Prompt:
Output exactly the lines from the one containing "Transcribe this image's" through the final line of the entries below, both included, and skip the pictures.

(Records from a data source)
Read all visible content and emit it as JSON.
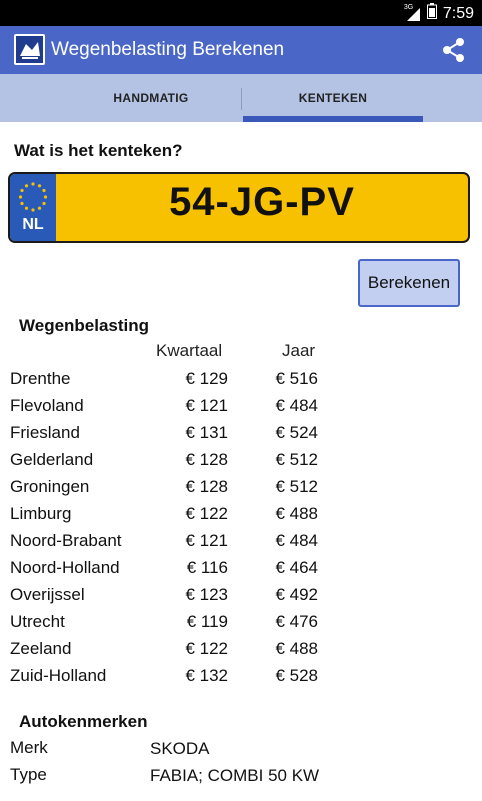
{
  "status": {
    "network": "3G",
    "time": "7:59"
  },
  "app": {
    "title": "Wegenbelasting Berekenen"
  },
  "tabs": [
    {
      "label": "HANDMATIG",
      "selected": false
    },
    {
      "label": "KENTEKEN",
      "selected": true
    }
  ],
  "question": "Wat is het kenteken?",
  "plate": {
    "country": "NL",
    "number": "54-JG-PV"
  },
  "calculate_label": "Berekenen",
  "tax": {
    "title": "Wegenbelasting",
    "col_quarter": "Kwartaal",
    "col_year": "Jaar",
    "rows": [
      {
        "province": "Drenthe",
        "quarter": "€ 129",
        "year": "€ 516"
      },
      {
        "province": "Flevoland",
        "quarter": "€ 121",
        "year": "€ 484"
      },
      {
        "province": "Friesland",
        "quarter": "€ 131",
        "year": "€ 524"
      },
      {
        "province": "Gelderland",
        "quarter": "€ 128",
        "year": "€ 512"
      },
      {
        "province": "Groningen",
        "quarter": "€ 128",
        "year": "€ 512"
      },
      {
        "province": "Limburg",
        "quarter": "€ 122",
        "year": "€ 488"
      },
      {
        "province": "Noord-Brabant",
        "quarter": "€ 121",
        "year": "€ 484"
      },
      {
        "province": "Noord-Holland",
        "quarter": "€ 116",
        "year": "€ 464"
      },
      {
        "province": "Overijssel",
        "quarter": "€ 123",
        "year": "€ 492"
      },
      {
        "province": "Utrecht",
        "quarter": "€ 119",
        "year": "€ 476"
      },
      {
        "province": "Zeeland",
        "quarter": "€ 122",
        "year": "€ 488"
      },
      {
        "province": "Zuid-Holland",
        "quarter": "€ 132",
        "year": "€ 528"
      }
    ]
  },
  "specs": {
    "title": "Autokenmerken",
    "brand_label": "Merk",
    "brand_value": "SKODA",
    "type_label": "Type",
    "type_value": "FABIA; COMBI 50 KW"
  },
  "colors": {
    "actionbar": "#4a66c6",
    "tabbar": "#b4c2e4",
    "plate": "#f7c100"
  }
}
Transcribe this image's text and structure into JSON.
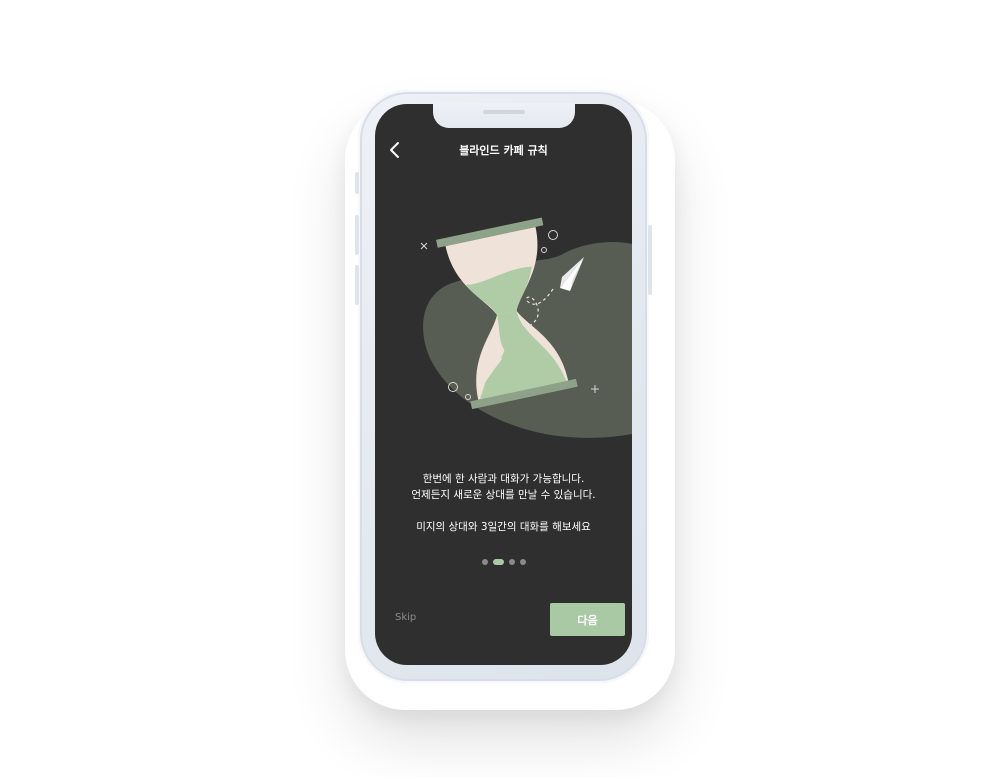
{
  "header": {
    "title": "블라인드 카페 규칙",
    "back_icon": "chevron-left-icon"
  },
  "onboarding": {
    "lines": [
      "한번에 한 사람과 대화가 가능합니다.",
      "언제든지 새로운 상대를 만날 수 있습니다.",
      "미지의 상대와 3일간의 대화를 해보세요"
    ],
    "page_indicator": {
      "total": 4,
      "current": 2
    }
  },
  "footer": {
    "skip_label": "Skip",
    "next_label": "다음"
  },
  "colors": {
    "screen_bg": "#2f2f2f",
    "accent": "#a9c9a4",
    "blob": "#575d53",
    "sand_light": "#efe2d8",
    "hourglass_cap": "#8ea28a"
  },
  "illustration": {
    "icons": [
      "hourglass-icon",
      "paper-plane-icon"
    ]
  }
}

Task output:
Transcribe this image's text and structure into JSON.
{
  "header": {
    "title": "블라인드 카페 규칙",
    "back_icon": "chevron-left-icon"
  },
  "onboarding": {
    "lines": [
      "한번에 한 사람과 대화가 가능합니다.",
      "언제든지 새로운 상대를 만날 수 있습니다.",
      "미지의 상대와 3일간의 대화를 해보세요"
    ],
    "page_indicator": {
      "total": 4,
      "current": 2
    }
  },
  "footer": {
    "skip_label": "Skip",
    "next_label": "다음"
  },
  "colors": {
    "screen_bg": "#2f2f2f",
    "accent": "#a9c9a4",
    "blob": "#575d53",
    "sand_light": "#efe2d8",
    "hourglass_cap": "#8ea28a"
  },
  "illustration": {
    "icons": [
      "hourglass-icon",
      "paper-plane-icon"
    ]
  }
}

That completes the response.